As a mob of President Donald Trump’s supporters, seemingly undeterred by Capitol Police, breached the Capitol doors and stormed the floors of the House and Senate on Wednesday, National Guard troops, deployed to quell protests outside the White House last summer, were noticeably absent.
At 3:36 p.m. Eastern time, nearly two hours after the first protesters had swarmed past security and into the Capitol, White House Press Secretary Kayleigh McEnany tweeted that the National Guard had been ordered to respond to the uprising.
The White House announcement came minutes after Virginia’s Democratic governor, Ralph Northam, announced that he was sending members of the Virginia National Guard and Virginia State Troopers to help restore order.
Why the delay in deploying the D.C. Guard? The traditional chain of command for the District of Columbia’s National Guard does not exist. In states, the governor is the commander of that state’s National Guard units and can unilaterally deploy them under his or her own authority.
But as the nation’s capital has no governor, the chain of command goes up through the Army secretary to the president.
“The D.C. Guard has been mobilized to provide support to federal law enforcement in the District,” Pentagon spokesman Jonathan Hoffman said in a statement. “Acting Secretary Miller has been in contact with Congressional leadership, and Secretary McCarthy has been working with the D.C. government. The law enforcement response will be led by the Department of Justice.”
Ryan McCarthy, the Army secretary, ultimately deployed the entire D.C. National Guard, approximately 1,100 personnel, to quell the mob.
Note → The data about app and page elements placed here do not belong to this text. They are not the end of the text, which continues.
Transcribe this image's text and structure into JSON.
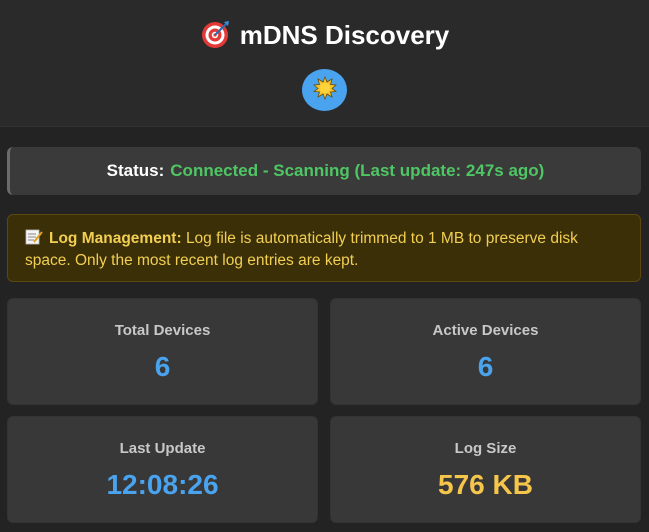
{
  "header": {
    "title": "mDNS Discovery",
    "title_icon": "target-icon",
    "theme_toggle_icon": "sun-icon"
  },
  "status": {
    "label": "Status:",
    "value": "Connected - Scanning (Last update: 247s ago)",
    "color": "#4fc664"
  },
  "notice": {
    "icon": "memo-icon",
    "label": "Log Management:",
    "text": "Log file is automatically trimmed to 1 MB to preserve disk space. Only the most recent log entries are kept."
  },
  "stats": {
    "total_devices": {
      "label": "Total Devices",
      "value": "6"
    },
    "active_devices": {
      "label": "Active Devices",
      "value": "6"
    },
    "last_update": {
      "label": "Last Update",
      "value": "12:08:26"
    },
    "log_size": {
      "label": "Log Size",
      "value": "576 KB"
    }
  },
  "colors": {
    "accent_blue": "#4aa3ee",
    "accent_yellow": "#f5c64a",
    "status_green": "#4fc664"
  }
}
“Every governor has control of the Guard, and the District is different,” D.C. Mayor Muriel Bowser told reporters late Wednesday. “Over many months, the secretary of the Army and I know how to communicate to have requests approved as quickly as possible.”
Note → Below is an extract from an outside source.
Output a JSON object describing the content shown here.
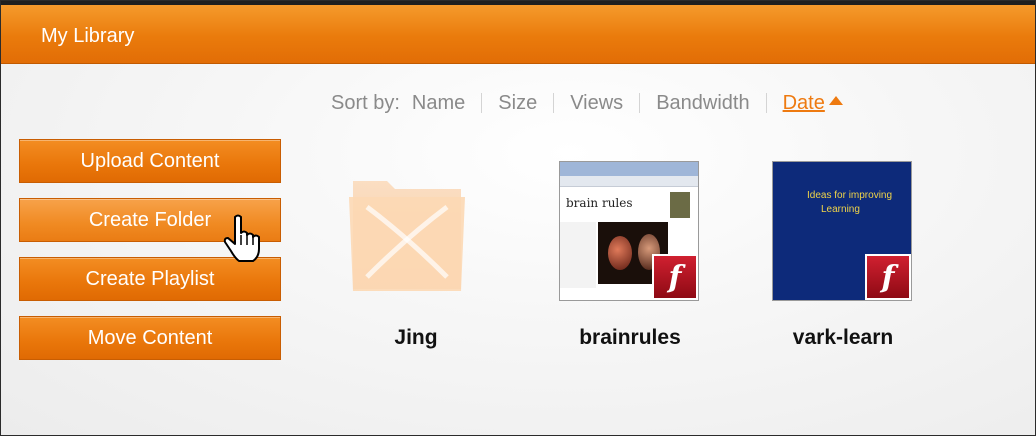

Chris Miller, who stepped in as acting Defense secretary after Trump fired Mark T. Esper in November, put out his own statement, saying the department is “prepared to provide additional support as necessary and appropriate as requested by local authorities. Our people are sworn to defend the constitution and our democratic form of government and they will act accordingly.”
Miller did not mention Trump in his statement, prompting speculation that Vice President Mike Pence actually got the ball rolling on deploying the D.C. Guard to the Capitol.
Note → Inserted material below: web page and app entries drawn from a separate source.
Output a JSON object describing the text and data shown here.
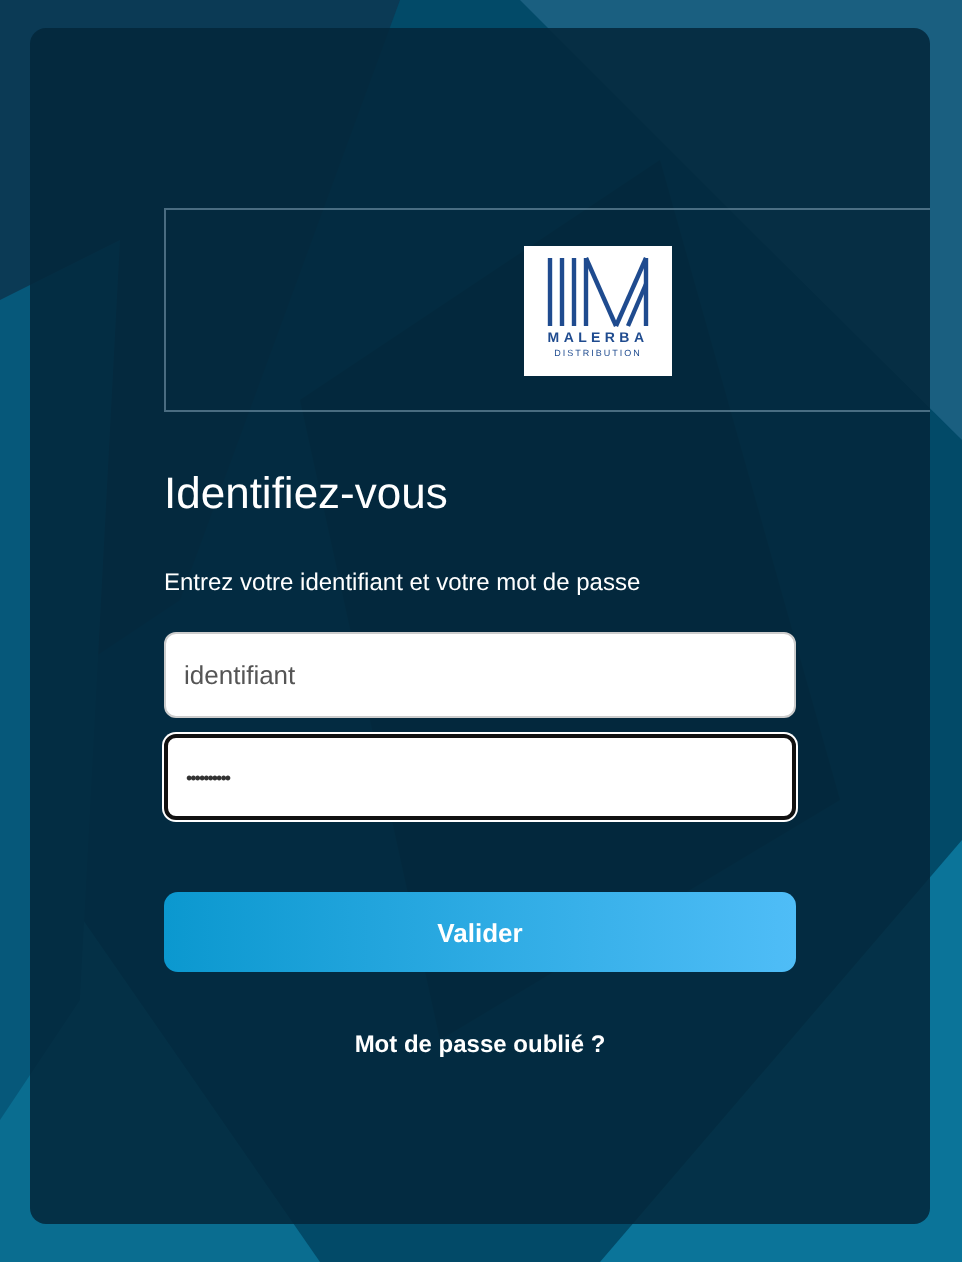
{
  "logo": {
    "brand": "MALERBA",
    "subtitle": "DISTRIBUTION"
  },
  "title": "Identifiez-vous",
  "instructions": "Entrez votre identifiant et votre mot de passe",
  "fields": [
    {
      "kind": "text",
      "placeholder": "identifiant",
      "focused": false
    },
    {
      "kind": "password",
      "value": "••••••••••",
      "focused": true
    }
  ],
  "submit": "Valider",
  "forgot_link": "Mot de passe oublié ?"
}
The D.C. National Guard was widely deployed across Washington during protests in June 2020. Guard members from D.C. participated in clearing protesters from Lafayette Square, directly across from the White House, when Trump and others — including Esper, the Defense secretary at the time, and Gen. Mark Milley, the chairman of the Joint Chiefs — walked across the park for a photo op in front of St. John’s Church.
After significant criticism of those events, as well as calls for the military to stay out of the transition of power between administrations, defense officials may have been hesitant to involve uniformed members of the military.
The National Guard Bureau’s initial response to queries about why it had not deployed units to the Capitol was that no request for troops had been made.
Later, Rep. Elissa Slotkin, D-Mich., tweeted that she had been in touch with Milley and that National Guard troops had been approved. House Armed Services Chairman Adam Smith, D-Wash., had gotten the same information from McCarthy, she said.
“This attempted coup and domestic terrorist attack needs to end immediately,” Smith tweeted just before 4 p.m.